Electronic music has paved its way into the forefront of the music industry, garnering massive festivals, growing fan bases and a new wave of producers. While it has exploded in popularity, it has only brought one type of performer and producer to the top — men. In a genre and industry that is disproportionately White and male, a group of women have set out to create a safe space for women, People of Color and nonbinary people to thrive.
Femme House sprouted out of a passion for offering support and inclusivity in an industry and genre that desperately needed it. Dance music is ranked as the third most popular genre in the world with an estimated 1.5 billion regular listeners according to the International Music Summit’s Business Report from 2019. According to the Recording Academy, only 2% of the popular music made in 2019 was produced by women.
“A lot of this culture and industry is about gatekeeping, and, you know, typically the gatekeepers are White and male,” Lauren A. Spalding, co-founder of Femme House, said. “As we tip toe into that space where we can become gatekeepers, we can sort of change what the gate looks like and, even more importantly, change what it looks like behind the gate.”
LP GIOBBI, another Femme House co-founder, is Eugene born and raised, but is currently a Los Angeles based DJ who has dedicated much of her time in the last few years to supporting aspiring DJ’s, producers, engineers and musicians since she once was in their position.
“It wasn’t until I heard that Grimes produced her own record that I had even thought I could have that role,” LP GIOBBI said. “Once I realized I could be a real producer, what other things did I not realize that I can do just because there’s no visual representation of myself ? I think it's just the overall tool of empowerment, becoming things you don’t necessarily see.”
The Femme House platform has grown to meet all imaginable needs of new and growing artists.
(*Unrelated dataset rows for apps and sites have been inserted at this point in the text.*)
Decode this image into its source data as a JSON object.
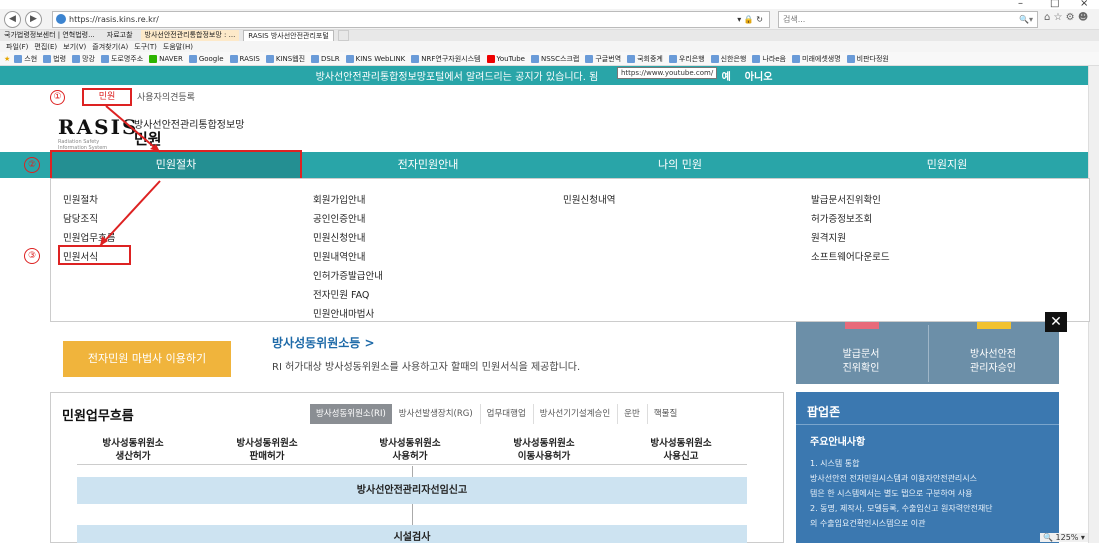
{
  "window": {
    "min": "–",
    "max": "□",
    "close": "×"
  },
  "browser": {
    "url": "https://rasis.kins.re.kr/",
    "url_suffix": "▾ 🔒 ↻",
    "search_placeholder": "검색...",
    "search_icon": "🔍▾",
    "toolbar_icons": "⌂ ☆ ⚙ ☻",
    "tabs": [
      {
        "label": "국가법령정보센터 | 연혁법령...",
        "active": false
      },
      {
        "label": "자료고찰",
        "active": false
      },
      {
        "label": "방사선안전관리통합정보망 : ...",
        "active": false
      },
      {
        "label": "RASIS 방사선안전관리포털",
        "active": true
      }
    ],
    "menu": [
      "파일(F)",
      "편집(E)",
      "보기(V)",
      "즐겨찾기(A)",
      "도구(T)",
      "도움말(H)"
    ],
    "favorites": [
      "스현",
      "법령",
      "망강",
      "도로명주소",
      "NAVER",
      "Google",
      "RASIS",
      "KINS웹진",
      "DSLR",
      "KINS WebLINK",
      "NRF연구자원시스템",
      "YouTube",
      "NSSC스크랩",
      "구글번역",
      "국회중계",
      "우리은행",
      "신한은행",
      "나라e음",
      "미래에셋생명",
      "비판다정원"
    ],
    "tooltip": "https://www.youtube.com/",
    "zoom": "125%"
  },
  "notice": {
    "text": "방사선안전관리통합정보망포털에서 알려드리는 공지가 있습니다. 됨",
    "suffix": "?",
    "yes": "예",
    "no": "아니오"
  },
  "util_nav": {
    "marker": "①",
    "minwon": "민원",
    "register": "사용자의견등록"
  },
  "logo": {
    "rasis": "RASIS",
    "sub": "Radiation Safety Information System",
    "site_name": "방사선안전관리통합정보망",
    "section": "민원"
  },
  "nav": [
    "민원절차",
    "전자민원안내",
    "나의 민원",
    "민원지원"
  ],
  "markers": {
    "m2": "②",
    "m3": "③"
  },
  "mega": {
    "col1": [
      "민원절차",
      "담당조직",
      "민원업무흐름",
      "민원서식"
    ],
    "col2": [
      "회원가입안내",
      "공인인증안내",
      "민원신청안내",
      "민원내역안내",
      "인허가증발급안내",
      "전자민원 FAQ",
      "민원안내마법사"
    ],
    "col3": [
      "민원신청내역"
    ],
    "col4": [
      "발급문서진위확인",
      "허가증정보조회",
      "원격지원",
      "소프트웨어다운로드"
    ],
    "close": "✕"
  },
  "wizard_button": "전자민원 마법사 이용하기",
  "facility": {
    "title": "방사성동위원소등 >",
    "desc": "RI 허가대상 방사성동위원소를 사용하고자 할때의 민원서식을 제공합니다."
  },
  "side_panel": {
    "item1": [
      "발급문서",
      "진위확인"
    ],
    "item2": [
      "방사선안전",
      "관리자승인"
    ]
  },
  "flow": {
    "title": "민원업무흐름",
    "tabs": [
      "방사성동위원소(RI)",
      "방사선발생장치(RG)",
      "업무대행업",
      "방사선기기설계승인",
      "운반",
      "핵물질"
    ],
    "heads": [
      [
        "방사성동위원소",
        "생산허가"
      ],
      [
        "방사성동위원소",
        "판매허가"
      ],
      [
        "방사성동위원소",
        "사용허가"
      ],
      [
        "방사성동위원소",
        "이동사용허가"
      ],
      [
        "방사성동위원소",
        "사용신고"
      ]
    ],
    "bar1": "방사선안전관리자선임신고",
    "bar2": "시설검사"
  },
  "popup": {
    "title": "팝업존",
    "subtitle": "주요안내사항",
    "lines": [
      "1. 시스템 통합",
      "방사선안전 전자민원시스템과 이용자안전관리시스",
      "템은 한 시스템에서는 별도 탭으로 구분하여 사용",
      "2. 동명, 제작사, 모델등록, 수출입신고 원자력안전재단",
      "의 수출입요건확인시스템으로 이관"
    ]
  }
}
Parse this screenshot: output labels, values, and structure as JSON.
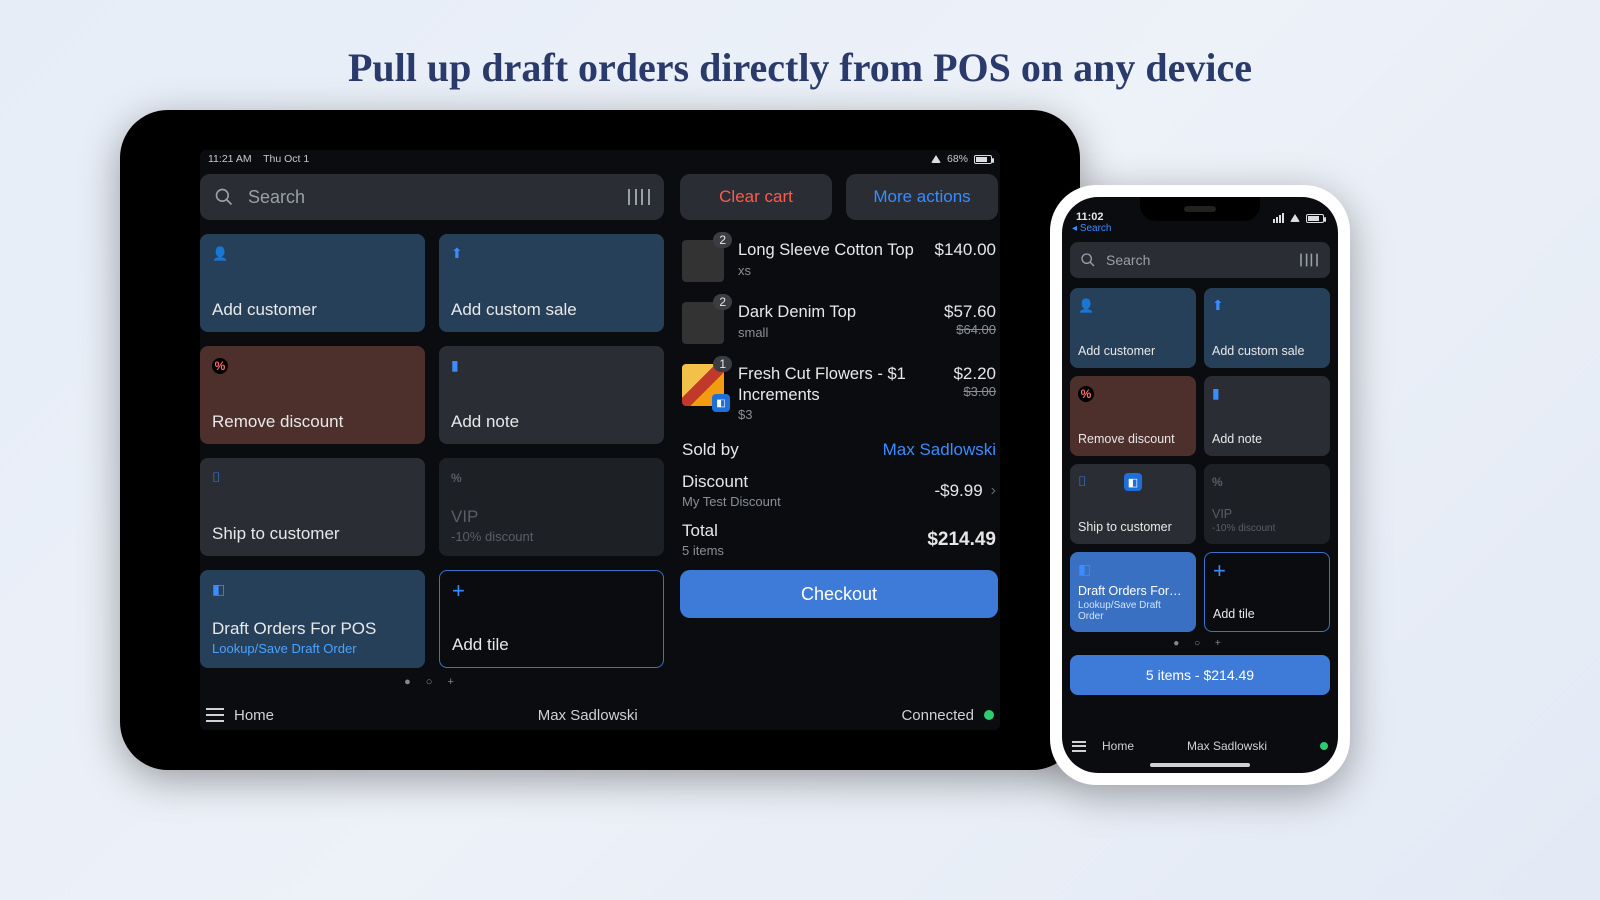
{
  "page": {
    "title": "Pull up draft orders directly from POS on any device"
  },
  "tablet": {
    "status": {
      "time": "11:21 AM",
      "date": "Thu Oct 1",
      "battery_pct": "68%"
    },
    "search": {
      "placeholder": "Search"
    },
    "actions": {
      "clear_cart": "Clear cart",
      "more_actions": "More actions"
    },
    "tiles": {
      "add_customer": {
        "label": "Add customer"
      },
      "add_custom_sale": {
        "label": "Add custom sale"
      },
      "remove_discount": {
        "label": "Remove discount"
      },
      "add_note": {
        "label": "Add note"
      },
      "ship_to_customer": {
        "label": "Ship to customer"
      },
      "vip": {
        "label": "VIP",
        "sub": "-10% discount"
      },
      "draft_orders": {
        "label": "Draft Orders For POS",
        "sub": "Lookup/Save Draft Order"
      },
      "add_tile": {
        "label": "Add tile"
      }
    },
    "cart": {
      "items": [
        {
          "qty": "2",
          "name": "Long Sleeve Cotton Top",
          "variant": "xs",
          "price": "$140.00",
          "original": ""
        },
        {
          "qty": "2",
          "name": "Dark Denim Top",
          "variant": "small",
          "price": "$57.60",
          "original": "$64.00"
        },
        {
          "qty": "1",
          "name": "Fresh Cut Flowers - $1 Increments",
          "variant": "$3",
          "price": "$2.20",
          "original": "$3.00"
        }
      ],
      "sold_by": {
        "label": "Sold by",
        "value": "Max Sadlowski"
      },
      "discount": {
        "label": "Discount",
        "sub": "My Test Discount",
        "value": "-$9.99"
      },
      "total": {
        "label": "Total",
        "sub": "5 items",
        "value": "$214.49"
      },
      "checkout": "Checkout"
    },
    "bottom": {
      "home": "Home",
      "user": "Max Sadlowski",
      "connected": "Connected"
    }
  },
  "phone": {
    "status": {
      "time": "11:02"
    },
    "back_hint": "Search",
    "search": {
      "placeholder": "Search"
    },
    "tiles": {
      "add_customer": {
        "label": "Add customer"
      },
      "add_custom_sale": {
        "label": "Add custom sale"
      },
      "remove_discount": {
        "label": "Remove discount"
      },
      "add_note": {
        "label": "Add note"
      },
      "ship_to_customer": {
        "label": "Ship to customer"
      },
      "vip": {
        "label": "VIP",
        "sub": "-10% discount"
      },
      "draft_orders": {
        "label": "Draft Orders For…",
        "sub": "Lookup/Save Draft Order"
      },
      "add_tile": {
        "label": "Add tile"
      }
    },
    "checkout": "5 items - $214.49",
    "bottom": {
      "home": "Home",
      "user": "Max Sadlowski"
    }
  }
}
Beyond its classes and free workshops, they also assist in advocating to give female and nonbinary producers, engineers and performers stage and radio time. A large community has risen in Femme House’s wake, bringing together artists who have gone on to create together, learn from one another and uplift each other.
“It’s not about one single person,” Elena Strawn, social media manager for Femme House, said. “It's about everyone lifting everyone up and making it so that if one person succeeds we’re all going to succeed.”
Regardless of this dramatic shift to online in the last year, Femme House has managed to revolutionize their platform, creating a global community. All classes and workshops were formerly in person, mostly in Los Angeles, and typically around 15 to 20 people. But with the new online presence, there have been nearly 150 people attending workshops from all over the world. A new focus has also been put on expanding the number of People of Color involved in Femme House with the start of the new year including a new scholarship program as well as free classes for People of Color.
Each Friday Femme House hosts “Femme House Fridays” on the streaming platform Twitch where LP GIOBBI kicks off a 12-hour-long performance that allows a lineup of female and nonbinary artists to perform. Starting on Jan. 30 every Saturday at 6 p.m. PST the “LP GIOBBI Presents Femme House Radio” show will air on Diplo’s Revolution on Sirius XM.
“We’re trying to change the development channel and you know for us I think it’s all about, at the risk of sounding cliché, lifting as we climb,” Spalding said. “In 15 years honestly I hope it’s not weird or sort of unorthodox to see a female DJ headlining EDC.”